This one is huge since high-spandex fabric can be especially fickle about needles—and we all know how frustrating skipped stitches can be. Make sure you are using a stretch needle that is suitable for the weight of your fabric (you might need to test to find exactly the right size). Some people have luck with ballpoint needles (also called jersey needles), but I’ve personally had more success with stretch needles, and that is what is recommended by most needle manufacturers for high spandex fabrics. I have also found Microtex needles to be great for sewing elastic. They are super fine point needles that can go through the elastic without bouncing. When you’re pinning, use ballpoint pins to prevent holes or snags in the fabric.
For thread, you want to stick with polyester which will hold up best to chlorine and salt. Try to use a name brand if you can—lower quality thread can cause skipped stitches, even when you are using the correct needle. If you’re feeling adventurous, you can also try using woolly nylon thread in the upper and lower loopers of your serger or in the bobbin case of your regular machine. This is a great way to provide extra stretch to your swimsuit without sacrificing strength—but it’s totally optional! A serger or overlocker is not necessary to sew swimwear, but it can be used in conjunction with a sewing machine for certain finishes.
7. Use stretch stitches.
This might go without saying, but stretch fabric = stretch stitches! Sergers are a popular choice for the inside seams of swimsuits, but there is no reason you can’t use a regular machine to sew the entire swimsuit. The zigzag stitch, triple zigzag stitch, and lightning bolt stitch are all fantastic options. The pattern instructions might recommend specific stitch settings, but you should still test since your individual machine and fabric choices will add some variability. You’ll want to check that you can stretch your test swatch without any popped stitches to ensure your finished swimsuit will hold up to normal wear and tear.
Keep in mind that swimsuit fabric doesn’t fray, so raw edges are okay! It can be really fun to hack your swimsuit pattern with a cute peplum or ruffle detail and not worry about finishing the hem.
8. Don’t pull the fabric while you sew.
You want stretch fabrics to have some give when you wear them, so try not to stretch or pull the fabric taut as you sew. This will distort the final shape of the swimsuit and you’ll lose some of its stretchiness. When you are attaching binding pieces or elastic to your suit (which are smaller than the main fabric pieces), you’ll need to stretch those just enough so that they are the same length as the main fabric, but not any further.
9. Skip the iron.
I’ve never had much luck ironing lycra fabrics, and have found that finger pressing works just as well. In fact, synthetic fabrics can melt with too much heat, so if you do decide to iron make sure to keep the heat setting really low. If you have a seam that you want to make sure has a crisp, flat edge, you can try topstitching it down with a zigzag or triple zigzag stitch instead.

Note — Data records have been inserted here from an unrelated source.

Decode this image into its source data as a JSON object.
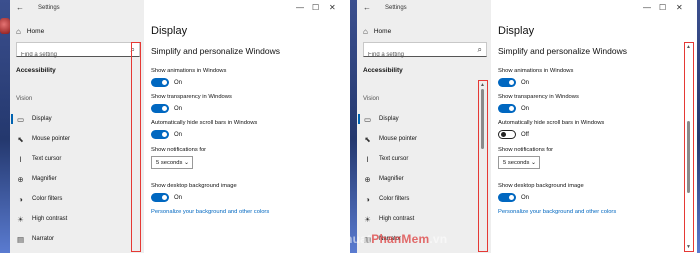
{
  "app_title": "Settings",
  "nav": {
    "home_label": "Home",
    "search_placeholder": "Find a setting",
    "category": "Accessibility",
    "group": "Vision",
    "items": [
      {
        "label": "Display",
        "icon": "display-icon",
        "selected": true
      },
      {
        "label": "Mouse pointer",
        "icon": "mouse-pointer-icon",
        "selected": false
      },
      {
        "label": "Text cursor",
        "icon": "text-cursor-icon",
        "selected": false
      },
      {
        "label": "Magnifier",
        "icon": "magnifier-icon",
        "selected": false
      },
      {
        "label": "Color filters",
        "icon": "color-filters-icon",
        "selected": false
      },
      {
        "label": "High contrast",
        "icon": "high-contrast-icon",
        "selected": false
      },
      {
        "label": "Narrator",
        "icon": "narrator-icon",
        "selected": false
      }
    ]
  },
  "main": {
    "title": "Display",
    "subtitle": "Simplify and personalize Windows",
    "animations_label": "Show animations in Windows",
    "transparency_label": "Show transparency in Windows",
    "scrollbars_label": "Automatically hide scroll bars in Windows",
    "notifications_label": "Show notifications for",
    "notifications_value": "5 seconds",
    "background_label": "Show desktop background image",
    "link_text": "Personalize your background and other colors",
    "on_text": "On",
    "off_text": "Off"
  },
  "windows": [
    {
      "animations": true,
      "transparency": true,
      "hide_scrollbars": true,
      "background": true
    },
    {
      "animations": true,
      "transparency": true,
      "hide_scrollbars": false,
      "background": true
    }
  ],
  "highlight_color": "#e53935",
  "accent_color": "#0067c0",
  "watermark": {
    "part1": "ThuThuat",
    "part2": "PhanMem",
    "part3": ".vn"
  }
}
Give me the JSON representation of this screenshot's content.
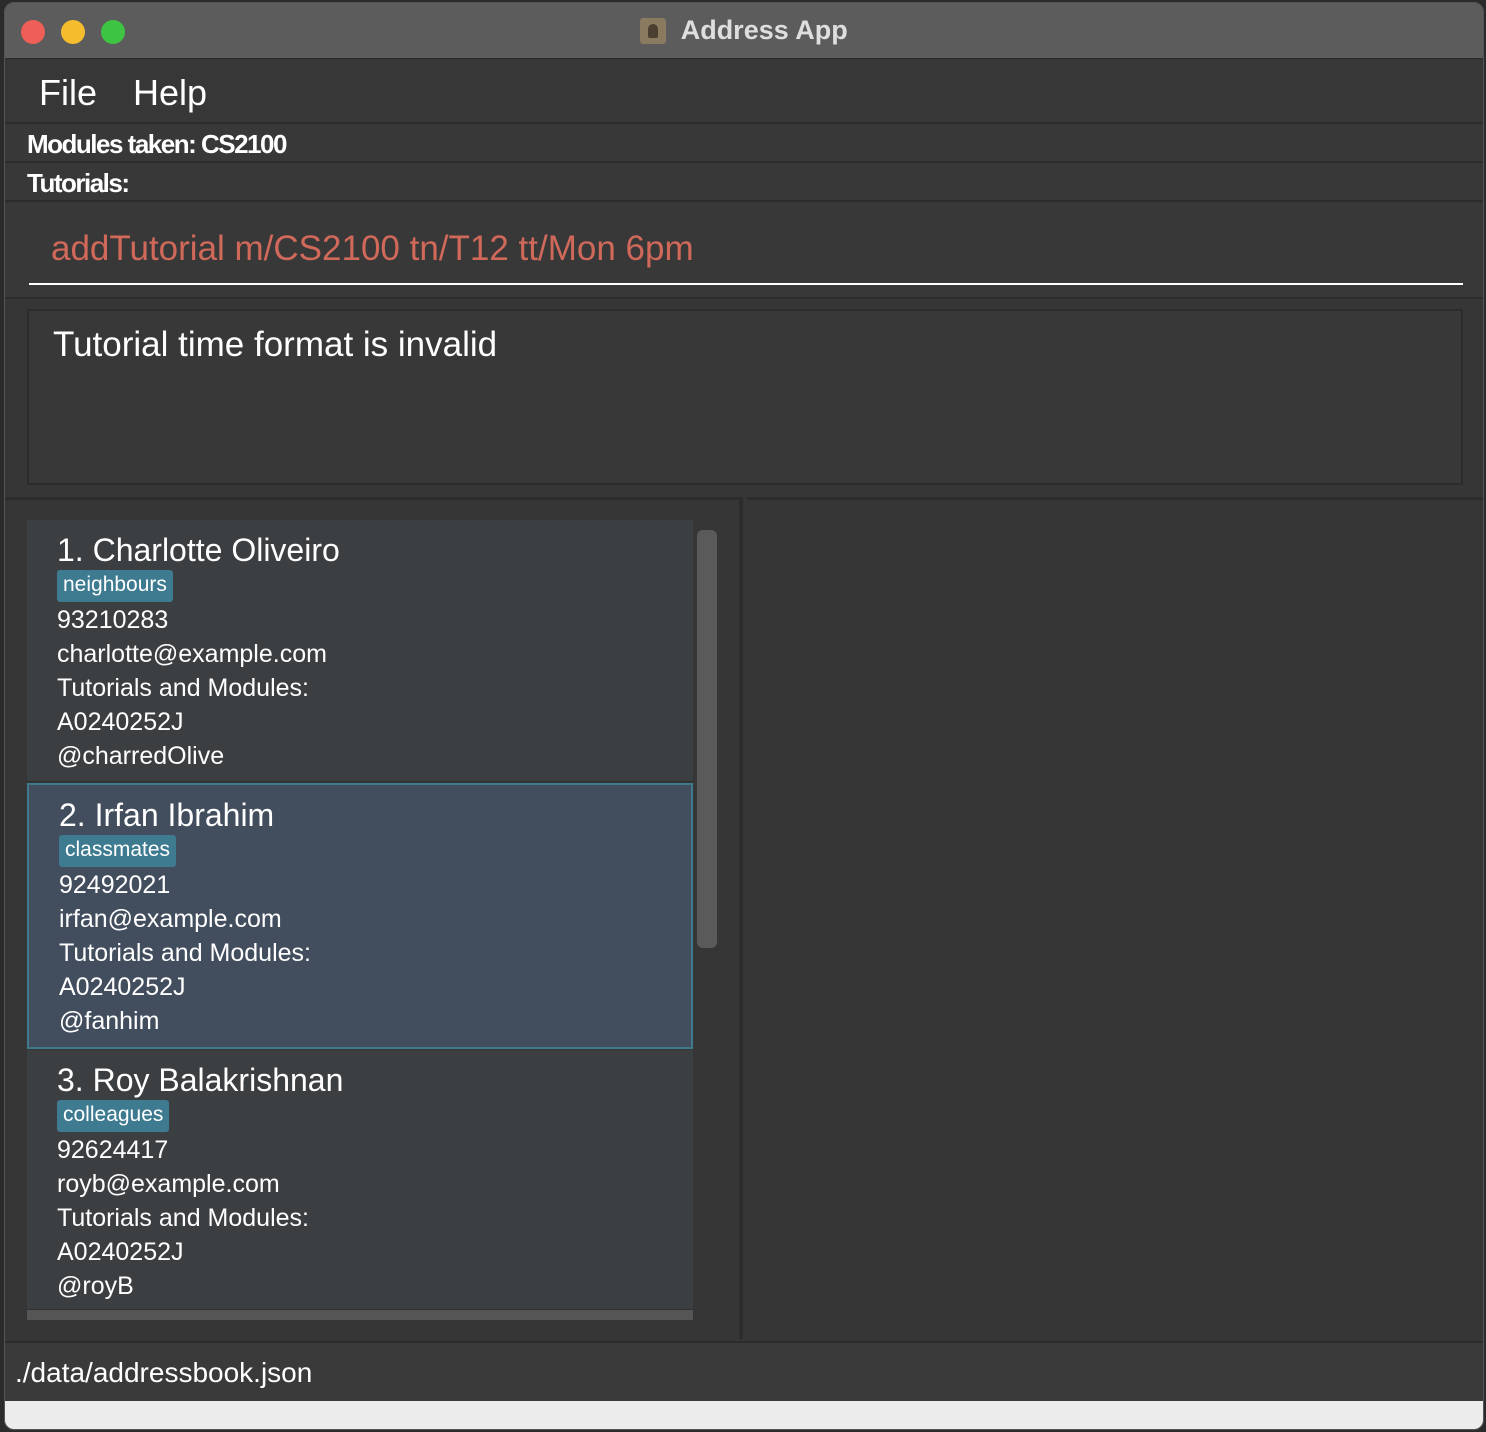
{
  "window": {
    "title": "Address App"
  },
  "menu": {
    "file": "File",
    "help": "Help"
  },
  "info": {
    "modules": "Modules taken: CS2100",
    "tutorials": "Tutorials:"
  },
  "command": {
    "value": "addTutorial m/CS2100 tn/T12 tt/Mon 6pm"
  },
  "result": {
    "message": "Tutorial time format is invalid"
  },
  "persons": [
    {
      "name": "1.  Charlotte Oliveiro",
      "tag": "neighbours",
      "phone": "93210283",
      "email": "charlotte@example.com",
      "tut_label": "Tutorials and Modules:",
      "id": "A0240252J",
      "telegram": "@charredOlive"
    },
    {
      "name": "2.  Irfan Ibrahim",
      "tag": "classmates",
      "phone": "92492021",
      "email": "irfan@example.com",
      "tut_label": "Tutorials and Modules:",
      "id": "A0240252J",
      "telegram": "@fanhim"
    },
    {
      "name": "3.  Roy Balakrishnan",
      "tag": "colleagues",
      "phone": "92624417",
      "email": "royb@example.com",
      "tut_label": "Tutorials and Modules:",
      "id": "A0240252J",
      "telegram": "@royB"
    }
  ],
  "status": {
    "path": "./data/addressbook.json"
  },
  "colors": {
    "command_text": "#d0695a",
    "tag_bg": "#3e7b91",
    "selected_card": "#424e5e"
  }
}
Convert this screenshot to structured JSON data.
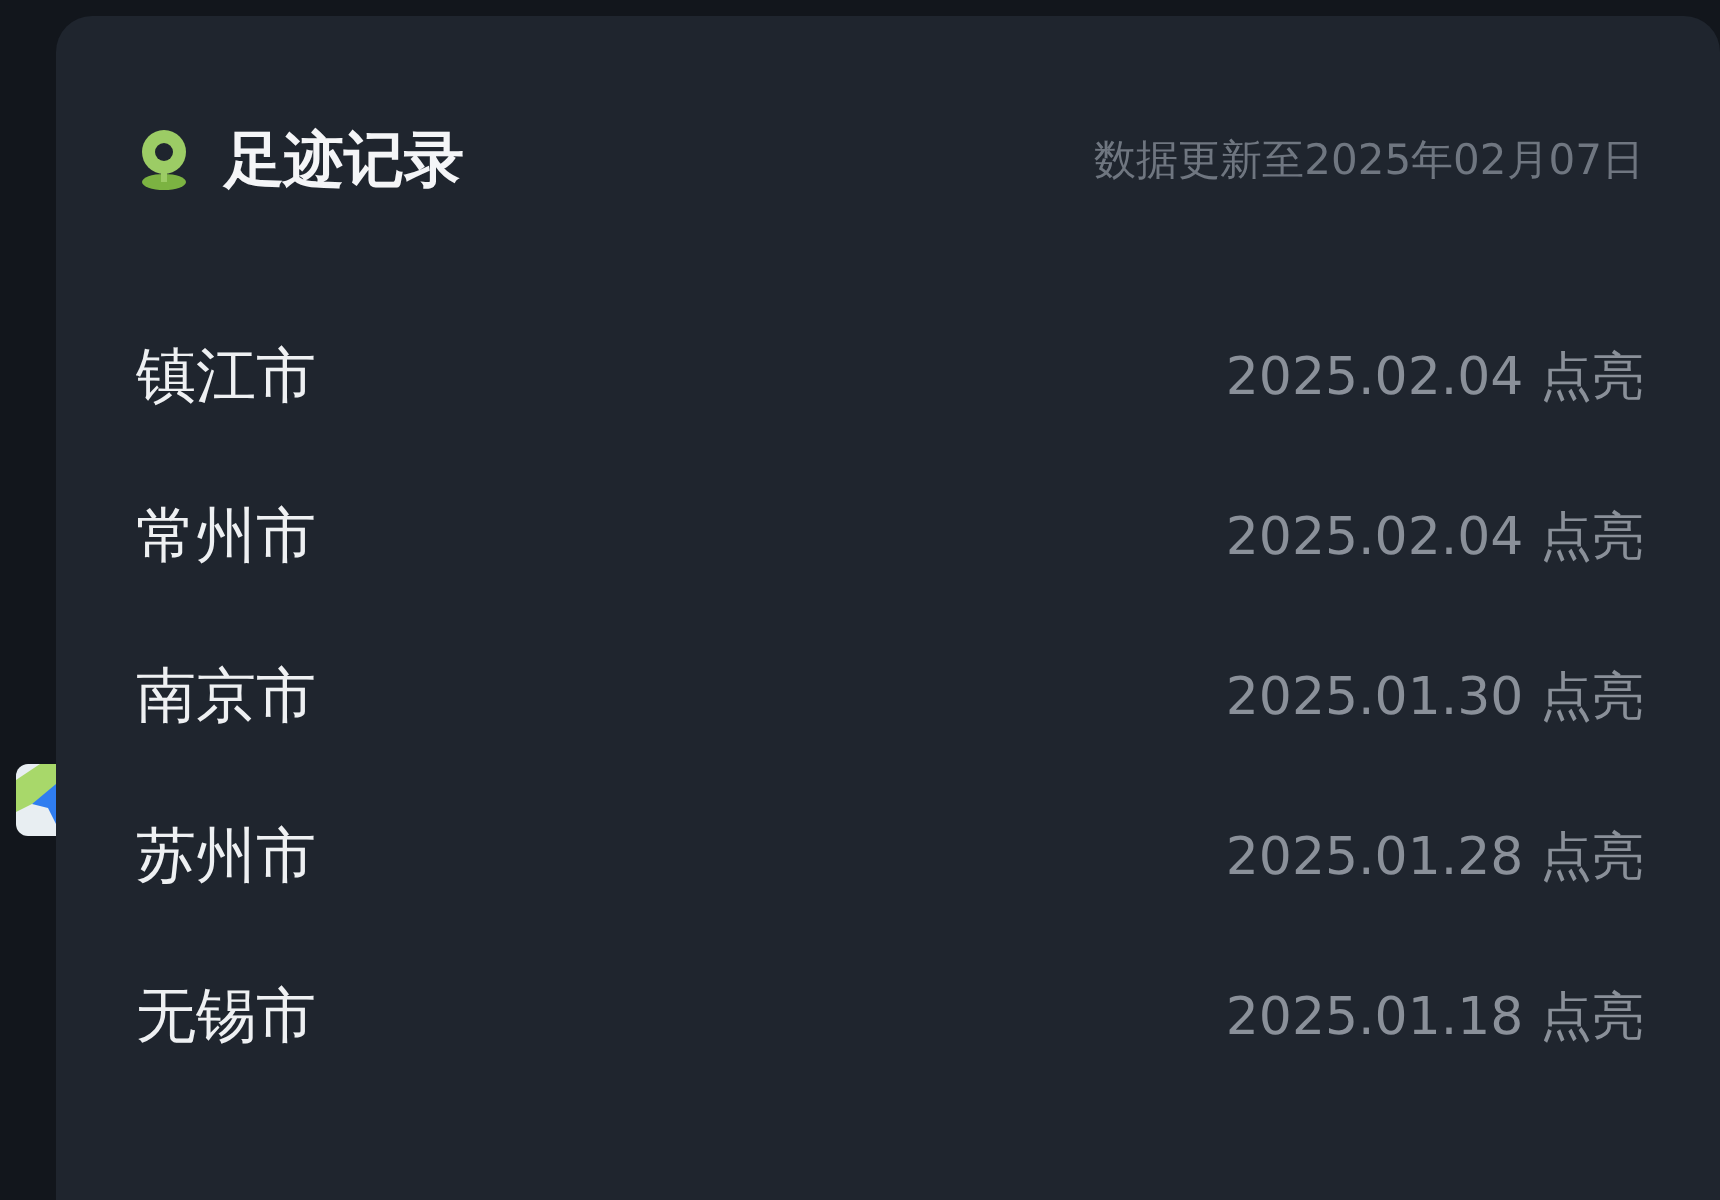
{
  "header": {
    "title": "足迹记录",
    "updated": "数据更新至2025年02月07日"
  },
  "records": [
    {
      "city": "镇江市",
      "date": "2025.02.04 点亮"
    },
    {
      "city": "常州市",
      "date": "2025.02.04 点亮"
    },
    {
      "city": "南京市",
      "date": "2025.01.30 点亮"
    },
    {
      "city": "苏州市",
      "date": "2025.01.28 点亮"
    },
    {
      "city": "无锡市",
      "date": "2025.01.18 点亮"
    }
  ]
}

10. Rinse your suit after swimming.
You’ve spent time and money making the perfect swimsuit, you want it to last right? Even with all the appropriate fabric and materials, chlorine, salt, and sun exposure can all take their toll and can affect the lifespan of your garment. Make it a habit after swim days to rinse out the pool or ocean water from your swimsuit before it dries (either during a shower or by soaking it in a bowl of cold water for 30 minutes). This will help keep your new swimsuit looking great for years to come.
With these tips in hand, you are well on your way to making the swimsuit of your dreams! Do you have any other tricks for sewing swimwear? Let us know in the comments!
Don’t forget that the Sandpiper Swimsuit is on sale for 20% off until July 22, no coupon code required!